After the pretty nurse takes my blood and poop sample, I head home where I arrive by 8:30 — there’s rarely any wait at the lab because I get there when it opens — and I dine on a nice, warm croissant accompanied by hot café Americano negro and a beautiful woman.

In the afternoon of the same day, I return to the lab to pick up the results. Yes, same-day service and, of course, there was no physician’s referral required. Charge: $27. Now that’s healthcare for you.

That all took place yesterday.

How you folks lovin’ that ObamaCare?

This year’s results: I’m in tiptop condition.

Mexican life

Gonna be a hard winter

clock

IT FROZE at the Hacienda Monday night. A little birdie told me, or rather a little birdie bath. That’s the most obvious sign of an overnight freeze, the talavera birdbath on the Jesus Patio freezes over.

Another clue is frost on the grass.

This does not make me happy. Just because I loathe heat, and that being one of the main reasons I chose to end my life here on the mountaintop, does not mean that shivering pastes a smile on my face. It does not.

The cold does serve one fine purpose. It keeps the Gringos from moving here, or rather it used to, or seemed to. It doesn’t appear to be working so well these last few years because more and more have followed me here to altitude.

The Gringos are a hoot. Yeah, I know I used to be one, but I’m less so now than before even though I make a really lousy Mexican. Caught somewhere in the middle, a sort of weirdo limbo.

Late yesterday afternoon I was sitting at a sidewalk table on the big plaza, as I often do, with a nice café Americano negro when a couple of Gringo tourists walked by. Maybe they were Canucks. They all look alike.

I was bundled up with a jacket and scarf, wishing I had gloves, and this goofy pair walks by in shorts, tank tops and flip-flops. I doubt they did that intentionally. I suspect it’s the only sort of clothing they brought.

It’s Mexico, you know. It’s hot. Everywhere.

After finishing my café, I walked around the plaza, investigating the extensive street renovation that’s under way that will take months. I took the photo during that unscheduled scroll. As you can see, it was just after 6 p.m.

It’s gonna be a hard winter.

Mexican life

Water & chocolate

AFTER A FIVE-DAY, unusual dry spell here last week, it’s raining again, which is what the Goddess intends for our neck of the woods through all of September.

And, as usual too, I headed downtown yesterday afternoon for a café Americano negro, which I normally get free at my sister-in-law’s coffee shop. But she closed yesterday to rest.

Seems the Independence Day festivities over the weekend pooped her out. She had to sit with her cigarettes and Coke while watching the cash register fill with tourist pesos.
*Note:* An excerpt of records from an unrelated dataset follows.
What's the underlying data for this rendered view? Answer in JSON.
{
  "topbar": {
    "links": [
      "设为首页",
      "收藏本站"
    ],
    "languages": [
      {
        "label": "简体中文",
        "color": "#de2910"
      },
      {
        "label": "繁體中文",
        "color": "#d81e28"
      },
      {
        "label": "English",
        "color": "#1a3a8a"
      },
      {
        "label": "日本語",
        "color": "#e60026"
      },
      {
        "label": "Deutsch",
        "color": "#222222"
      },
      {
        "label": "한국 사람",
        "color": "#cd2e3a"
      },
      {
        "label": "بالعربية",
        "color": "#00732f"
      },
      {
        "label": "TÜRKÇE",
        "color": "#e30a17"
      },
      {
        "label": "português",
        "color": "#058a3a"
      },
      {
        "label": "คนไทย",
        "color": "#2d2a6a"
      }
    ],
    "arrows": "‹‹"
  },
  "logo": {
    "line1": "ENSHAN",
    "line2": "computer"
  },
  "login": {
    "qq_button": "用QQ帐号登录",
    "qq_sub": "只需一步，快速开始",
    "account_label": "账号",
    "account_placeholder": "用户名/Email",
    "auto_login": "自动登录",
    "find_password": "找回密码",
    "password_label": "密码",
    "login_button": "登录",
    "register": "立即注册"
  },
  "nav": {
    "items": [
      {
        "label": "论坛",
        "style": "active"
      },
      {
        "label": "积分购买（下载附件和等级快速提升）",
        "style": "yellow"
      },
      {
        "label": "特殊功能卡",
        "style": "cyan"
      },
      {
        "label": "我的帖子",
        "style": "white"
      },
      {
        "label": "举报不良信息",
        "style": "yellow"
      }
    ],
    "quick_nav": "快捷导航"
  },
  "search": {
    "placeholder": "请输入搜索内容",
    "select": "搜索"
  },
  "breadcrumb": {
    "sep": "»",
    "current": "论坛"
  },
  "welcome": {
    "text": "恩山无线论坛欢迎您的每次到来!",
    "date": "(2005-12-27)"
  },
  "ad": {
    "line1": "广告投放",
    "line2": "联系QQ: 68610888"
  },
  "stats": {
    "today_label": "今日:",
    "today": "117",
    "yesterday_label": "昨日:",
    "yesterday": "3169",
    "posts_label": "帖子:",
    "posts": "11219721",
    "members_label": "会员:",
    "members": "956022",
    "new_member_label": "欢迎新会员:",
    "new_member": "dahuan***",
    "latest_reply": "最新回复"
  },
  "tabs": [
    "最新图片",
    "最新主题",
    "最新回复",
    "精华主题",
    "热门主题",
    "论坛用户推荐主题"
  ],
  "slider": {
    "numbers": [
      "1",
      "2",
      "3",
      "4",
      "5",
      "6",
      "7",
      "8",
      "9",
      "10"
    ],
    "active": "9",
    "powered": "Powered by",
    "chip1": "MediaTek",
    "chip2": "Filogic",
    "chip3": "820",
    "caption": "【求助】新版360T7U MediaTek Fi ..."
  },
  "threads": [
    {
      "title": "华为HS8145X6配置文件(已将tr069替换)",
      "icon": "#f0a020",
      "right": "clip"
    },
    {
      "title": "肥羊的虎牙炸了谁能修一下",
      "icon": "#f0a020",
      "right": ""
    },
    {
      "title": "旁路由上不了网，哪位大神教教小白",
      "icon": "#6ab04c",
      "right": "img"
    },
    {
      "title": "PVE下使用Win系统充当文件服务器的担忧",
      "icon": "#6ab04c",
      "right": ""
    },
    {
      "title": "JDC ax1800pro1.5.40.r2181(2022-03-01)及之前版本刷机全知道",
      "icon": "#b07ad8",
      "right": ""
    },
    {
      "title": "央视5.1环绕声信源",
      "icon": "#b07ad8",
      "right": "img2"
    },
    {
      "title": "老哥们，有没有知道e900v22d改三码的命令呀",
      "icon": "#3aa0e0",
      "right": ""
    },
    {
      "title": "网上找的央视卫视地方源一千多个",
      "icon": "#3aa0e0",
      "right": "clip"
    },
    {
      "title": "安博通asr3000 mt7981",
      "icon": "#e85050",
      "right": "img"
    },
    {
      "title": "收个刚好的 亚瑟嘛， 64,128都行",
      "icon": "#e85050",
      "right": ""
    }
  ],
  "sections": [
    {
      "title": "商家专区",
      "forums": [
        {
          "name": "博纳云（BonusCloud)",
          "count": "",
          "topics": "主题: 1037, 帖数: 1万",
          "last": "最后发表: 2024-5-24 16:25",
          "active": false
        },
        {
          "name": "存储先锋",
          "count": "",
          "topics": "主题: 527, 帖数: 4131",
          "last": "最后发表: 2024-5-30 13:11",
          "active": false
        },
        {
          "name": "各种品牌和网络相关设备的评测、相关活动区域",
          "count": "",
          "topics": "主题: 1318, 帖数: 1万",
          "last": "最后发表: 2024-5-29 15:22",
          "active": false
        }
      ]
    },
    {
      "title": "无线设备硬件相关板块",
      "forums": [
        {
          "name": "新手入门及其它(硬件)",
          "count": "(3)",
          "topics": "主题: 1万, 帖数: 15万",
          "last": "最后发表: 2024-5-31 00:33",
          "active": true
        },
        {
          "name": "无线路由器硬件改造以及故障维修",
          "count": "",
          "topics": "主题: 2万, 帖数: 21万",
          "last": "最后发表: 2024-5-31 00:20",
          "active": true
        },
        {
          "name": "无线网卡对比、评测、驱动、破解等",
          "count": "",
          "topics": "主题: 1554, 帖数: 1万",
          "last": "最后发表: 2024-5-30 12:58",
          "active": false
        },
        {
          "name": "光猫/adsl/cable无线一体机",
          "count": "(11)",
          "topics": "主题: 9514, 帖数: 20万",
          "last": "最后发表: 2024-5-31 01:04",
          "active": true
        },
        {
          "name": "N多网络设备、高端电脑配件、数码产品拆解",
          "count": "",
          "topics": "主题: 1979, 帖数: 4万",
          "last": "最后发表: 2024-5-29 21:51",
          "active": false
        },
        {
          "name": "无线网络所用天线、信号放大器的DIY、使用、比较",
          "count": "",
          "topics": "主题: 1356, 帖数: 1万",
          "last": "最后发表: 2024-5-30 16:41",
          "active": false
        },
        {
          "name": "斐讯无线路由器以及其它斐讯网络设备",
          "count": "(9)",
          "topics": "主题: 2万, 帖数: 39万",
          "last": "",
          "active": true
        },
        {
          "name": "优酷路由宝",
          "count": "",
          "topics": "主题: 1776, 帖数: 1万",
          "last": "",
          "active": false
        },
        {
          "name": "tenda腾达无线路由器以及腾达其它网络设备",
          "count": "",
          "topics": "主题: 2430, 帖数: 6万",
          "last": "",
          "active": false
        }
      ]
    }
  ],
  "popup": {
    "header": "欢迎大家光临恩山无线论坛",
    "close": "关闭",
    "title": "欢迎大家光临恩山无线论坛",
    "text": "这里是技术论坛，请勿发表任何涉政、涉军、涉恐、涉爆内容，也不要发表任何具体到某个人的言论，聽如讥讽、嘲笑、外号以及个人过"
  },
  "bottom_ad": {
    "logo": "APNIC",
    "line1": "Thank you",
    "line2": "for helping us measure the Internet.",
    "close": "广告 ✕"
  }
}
Darn near did her in.

So I walked to another side of the plaza and sat at a different coffee shop where I had to pay. I ordered hot chocolate. It started to rain. I grabbed my camera and panned around.

You might have heard of our latest earthquake. It did quite a bit of damage in Mexico City, more than the previous one a couple of weeks ago. When it struck yesterday we were in a supermarket in the nearby capital of our state.

I was walking down an aisle, and about five little cartons of something fell off the shelf directly in my path. I had felt nothing, but the store alarm went off, and we had to stand in the parking lot about five minutes.

Then we went back in and finished shopping. It was only later that we learned of the extensive damage and deaths in Mexico City. We had initially planned on making our twice-yearly visit to our condo there the first week of this month.

That was when the last quake struck. It was centered far away in the Pacific and didn’t do much damage, if any, in Mexico City. But our neighbors emailed us it was quite a jolt.

We rescheduled the trip for the first week of October, but now I’m a bit concerned. Gotta do it, however. We’re in the northern part of Mexico City, and our building suffered no damage yesterday. Bet it scared the neighbors, however.

Would have scared us too had we been there. Our apartment is on the fourth floor of a five-story building.